Situated in Poissy, a small commune outside of Paris, is one of the most significant contributions to modern architecture in the 20th century, Villa Savoye by Le Corbusier. Completed in 1929, Villa Savoye is a modern take on a French country house that celebrates and reacts to the new machine age. The house single handedly transformed Le Corbusier’s career as well as the principles of the International Style; becoming one of the most important architectural precedents in the history. Villa Savoye’s detachment from its physical context lends its design to be contextually integrated into the mechanistic/industrial context of the early 20th century, conceptually defining the house as a mechanized entity.
Le Corbusier is famous for stating, “The house is a machine for living.” This statement is not simply translated into the design of a human scaled assembly line; rather the design begins to take on innovative qualities and advances found in other fields of industry, in the name of efficiency.
In response to his aspirations and admiration of mechanized design, Le Corbusier established “The Five Points” of architecture, which is simply a list of prescribed elements to be incorporated in design. The Five Points of architecture can be thought of as Le Corbusier’s modern interpretation of Vitruvius’ Ten Books on Architecture, not literally in the sense of an instructional manual for architects, but rather a checklist of necessary components of design. So much so that Villa Savoye is thoroughly tailored to Corbusier’s Five Points.
The Five Points of Architecture:
_Pilotis [slender columns]
_Flat Roof Terrace
_Free Façade [free of structural members]
At this point in Le Corbusier’s career, he became intrigued by the technology and design of steamships. The simplistic, streamlined result born out of innovative engineering techniques and modular design had influenced Corbusier’s spatial planning and minimalistic aesthetic. The pilotis that support the decks, the ribbon windows that run alongside the hull, the ramps providing a moment of egress from deck to deck; all of these aspects served as the foundation of the Five Points of Architecture and are found in the overall composition of Villa Savoye.
Upon entering the site, the house appears to be floating above the forested picturesque background supported by slender pilotis that seem to dissolve among the tree line, as the lower level is also painted green to allude to the perception of a floating volume.
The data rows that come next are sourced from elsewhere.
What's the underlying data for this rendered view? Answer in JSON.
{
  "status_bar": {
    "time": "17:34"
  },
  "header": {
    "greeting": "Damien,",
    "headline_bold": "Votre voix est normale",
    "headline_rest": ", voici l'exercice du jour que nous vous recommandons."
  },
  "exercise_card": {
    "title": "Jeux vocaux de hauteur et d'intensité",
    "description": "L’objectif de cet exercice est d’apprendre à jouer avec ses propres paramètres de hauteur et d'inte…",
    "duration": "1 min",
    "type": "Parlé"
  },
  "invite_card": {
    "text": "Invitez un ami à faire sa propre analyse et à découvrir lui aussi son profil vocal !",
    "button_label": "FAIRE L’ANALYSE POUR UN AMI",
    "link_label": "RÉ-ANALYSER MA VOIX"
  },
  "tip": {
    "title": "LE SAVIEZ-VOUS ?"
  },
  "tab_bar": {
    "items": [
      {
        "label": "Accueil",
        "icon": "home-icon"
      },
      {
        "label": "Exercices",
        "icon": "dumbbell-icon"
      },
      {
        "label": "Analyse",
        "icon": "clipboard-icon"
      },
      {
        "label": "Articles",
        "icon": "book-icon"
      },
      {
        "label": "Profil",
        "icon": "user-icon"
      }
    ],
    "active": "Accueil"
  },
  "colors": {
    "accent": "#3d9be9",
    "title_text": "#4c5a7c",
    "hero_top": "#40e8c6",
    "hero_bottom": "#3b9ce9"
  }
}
The lower level serves as the maintenance and service programs of the house. One of most interesting aspects of the house is the curved glass façade on the lower level that is formed to match the turning radius of automobiles of 1929 so that when the owner drives underneath the larger volume they can pull into the garage with the ease of a slight turn.
The living quarters, or the upper volume, are fitted with ribbon windows that blend seamlessly into the stark, white façade, which void the façade(s) of any hierarchy. The ribbon windows begin to play with the perception of interior and exterior, which does not fully become expressed until once inside.
However once inside, there becomes a clear understanding of the spatial interplay between public and private spaces. Typically, the living spaces of a house are relatively private, closed off, and rather secluded. Yet, Le Corbusier situates the living spaces around a communal, outdoor terraced that is separated from the living area by a sliding glass wall. This notion of privatized areas within a larger communal setting is a common thread later on in Le Corbusier’s housing projects.
Both the lower level and the upper living quarters are based off an open plan idea that provokes the inhabitant to continuously meander between spaces. As an architectural tour de force, Le Corbusier incorporates a series of ramps moving from the lower level all the way to the rooftop garden, which requires the inhabitant to slow down and experience the movement between spaces.
Villa Savoye is a house designed based on the architectural promenade. Its experience is in the movement through the spaces. It is not until one becomes familiar with the subtle peculiarities that the movement and proportionality of the spaces evokes a sense of monumentality within the Parisian suburb.
Special Thanks to Flavio Bragaia for the photos.
Architect: Le Corbusier
Location: Poissy, France
Project Year: 1929
Photographs: Falvio Bragaia, Flickr User: End User, Timothy Brown, Ken McCown
References: greatbuildings.com, wikiarquitectura.com, galinsky.com